Why use roxygen2?

The premise of roxygen2 is simple: describe your functions in comments next to their definitions and roxygen2 will process your source code and comments to produce Rd files in the man/ directory. Here's a simple example from the stringr package:

#' The length of a string (in characters).
#' @param string input character vector
#' @return numeric vector giving number of characters in each element of the
#'   character vector.  Missing strings have missing length.
#' @seealso \code{\link{nchar}} which this function wraps
#' @export
#' @examples
#' str_length(letters)
#' str_length(c("i", "like", "programming", NA))
str_length <- function(string) {
  string <- check_string(string)

  nc <- nchar(string, allowNA = TRUE) <-

When you roxygenise your package these comments will be automatically transformed to the Rd file you need to pass R CMD check:

\title{The length of a string (in characters).}
  \item{string}{input character vector}
The length of a string (in characters).
\seealso{\code{\link{nchar}} which this function wraps}
  numeric vector giving number of characters in each element of the
  character vector.  Missings string have missing length.
str_length(c("i", "like", "programming", NA))


To get the current released version from CRAN:


To get the current development version from github:

# install.packages("devtools")


Roxygen does a live analysis of your source code: it loads all the code in your package, so it can create documentation using values in an R environment, not just source code. However, simulating package loading is rather tricky to do in general, so there are two ways to do it with roxygen:

  • roxygen2::roxygenise() just sources all files in the R/ directory

  • devtools::document() sources all files in the R/ directory, compiles source code in the src/ directory, loads data in the data/ directory and generally does an accurate job of simulating package loading.

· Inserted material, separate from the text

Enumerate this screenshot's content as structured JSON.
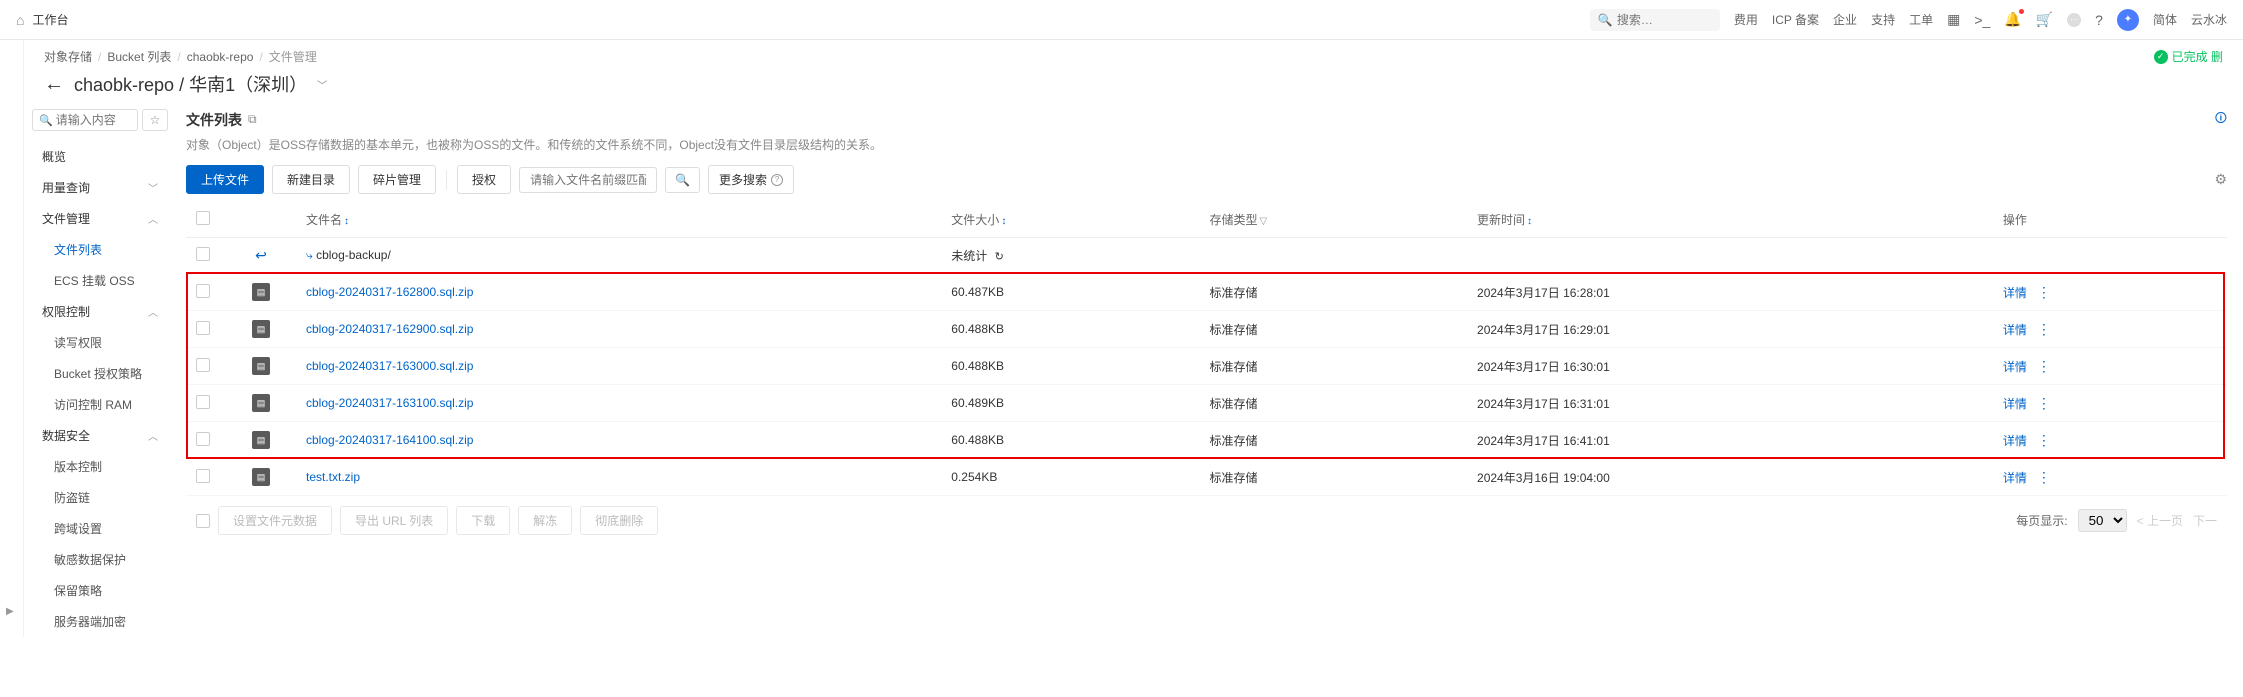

If you have a simple package, you can use roxygenise(), but for anything more complicated, I recommend that you use document().


roxygen2 comes with three roclets, tools for parsing your source code and producing files useful for documenting your package:

  • collate_roclet: allows you to add @include directives to ensure that files are loaded in the order they are needed

  • namespace_roclet: creates your NAMESPACE automatically. 95% of the time all you need to do is label functions, methods and classes that you want to export with the @export tag

  • rd_roclet: produces Rd files by inspecting both function definitions and roxygen2 comments in the source code.

By default, roxygenise will run all three, but you can choose which ones to run using the roclet parameter, or field Roxygen in your DESCRIPTION.

  • Hail, Hephaistos! Grant skill and weal.